Enforcing network-access controls is one of the defensive mechanisms used by cloud administrators to restrict access to a cloud instance. After the attacker has gained control of the AWS console by compromising an admin account, they can delete a network ACL and gain access to the instance from anywhere. This search will query the AWS CloudTrail logs to detect users deleting network ACLs.
- Type: Anomaly
- Product: Splunk Security Analytics for AWS, Splunk Enterprise, Splunk Enterprise Security, Splunk Cloud
- Last Updated: 2021-01-12
- Author: Bhavin Patel, Patrick Bareiss, Splunk
- ID: ada0f478-84a8-4641-a3f1-d82362d6fd75
|T1562.007||Disable or Modify Cloud Firewall||Defense Evasion|
`cloudtrail` eventName=DeleteNetworkAclEntry requestParameters.egress=false | fillnull | stats count min(_time) as firstTime max(_time) as lastTime by userName userIdentity.principalId eventName requestParameters.egress src userAgent | `security_content_ctime(firstTime)` | `security_content_ctime(lastTime)` | `aws_network_access_control_list_deleted_filter`
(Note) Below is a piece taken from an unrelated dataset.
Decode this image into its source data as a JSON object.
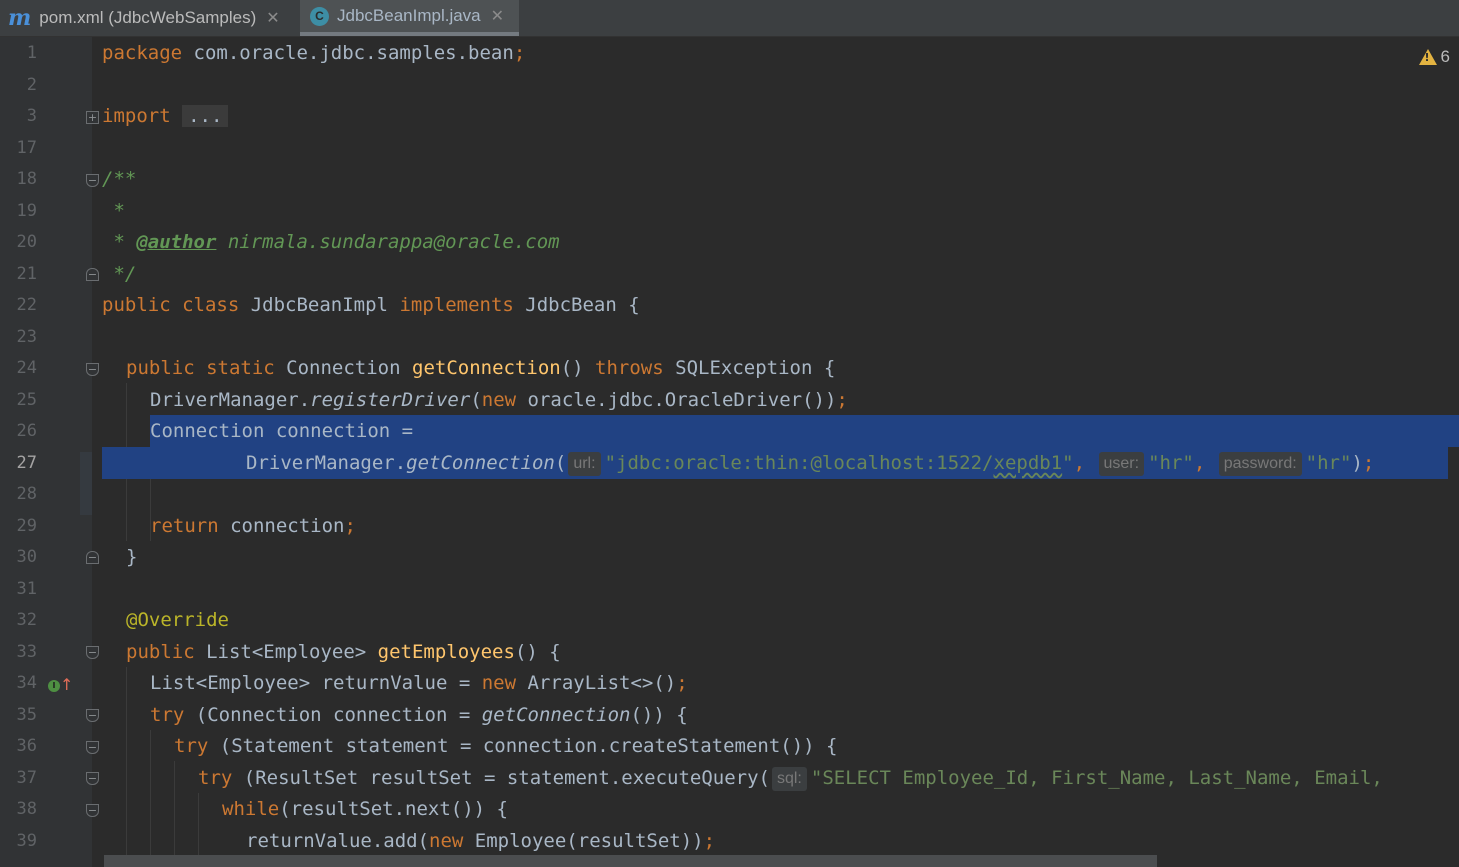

Associated Analytic Story
How To Implement
You must install the AWS App for Splunk (version 5.1.0 or later) and Splunk Add-on for AWS (version 4.4.0 or later), then configure your AWS CloudTrail inputs.
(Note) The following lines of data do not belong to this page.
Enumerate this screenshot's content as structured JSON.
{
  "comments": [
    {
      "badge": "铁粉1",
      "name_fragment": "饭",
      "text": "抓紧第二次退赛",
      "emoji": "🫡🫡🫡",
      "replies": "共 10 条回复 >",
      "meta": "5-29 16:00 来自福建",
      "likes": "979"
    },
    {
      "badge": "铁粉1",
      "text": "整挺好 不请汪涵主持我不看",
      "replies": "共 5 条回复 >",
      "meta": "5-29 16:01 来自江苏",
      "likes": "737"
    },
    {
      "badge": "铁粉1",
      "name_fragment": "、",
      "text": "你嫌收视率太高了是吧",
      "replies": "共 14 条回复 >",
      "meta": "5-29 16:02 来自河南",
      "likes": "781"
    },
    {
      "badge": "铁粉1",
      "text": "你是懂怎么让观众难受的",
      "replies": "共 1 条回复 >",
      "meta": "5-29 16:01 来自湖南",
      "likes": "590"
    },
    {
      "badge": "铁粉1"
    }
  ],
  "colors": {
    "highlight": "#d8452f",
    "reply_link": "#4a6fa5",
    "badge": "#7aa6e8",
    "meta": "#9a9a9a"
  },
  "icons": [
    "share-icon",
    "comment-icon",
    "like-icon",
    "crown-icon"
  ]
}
Kill Chain Phase
- Actions on Objectives
Known False Positives
It's possible that a user has legitimately deleted a network ACL.
|5.0||10||50||User $user_arn$ from $src$ has sucessfully deleted network ACLs entry (eventName= $eventName$), such that the instance is accessible from anywhere|
source | version: 2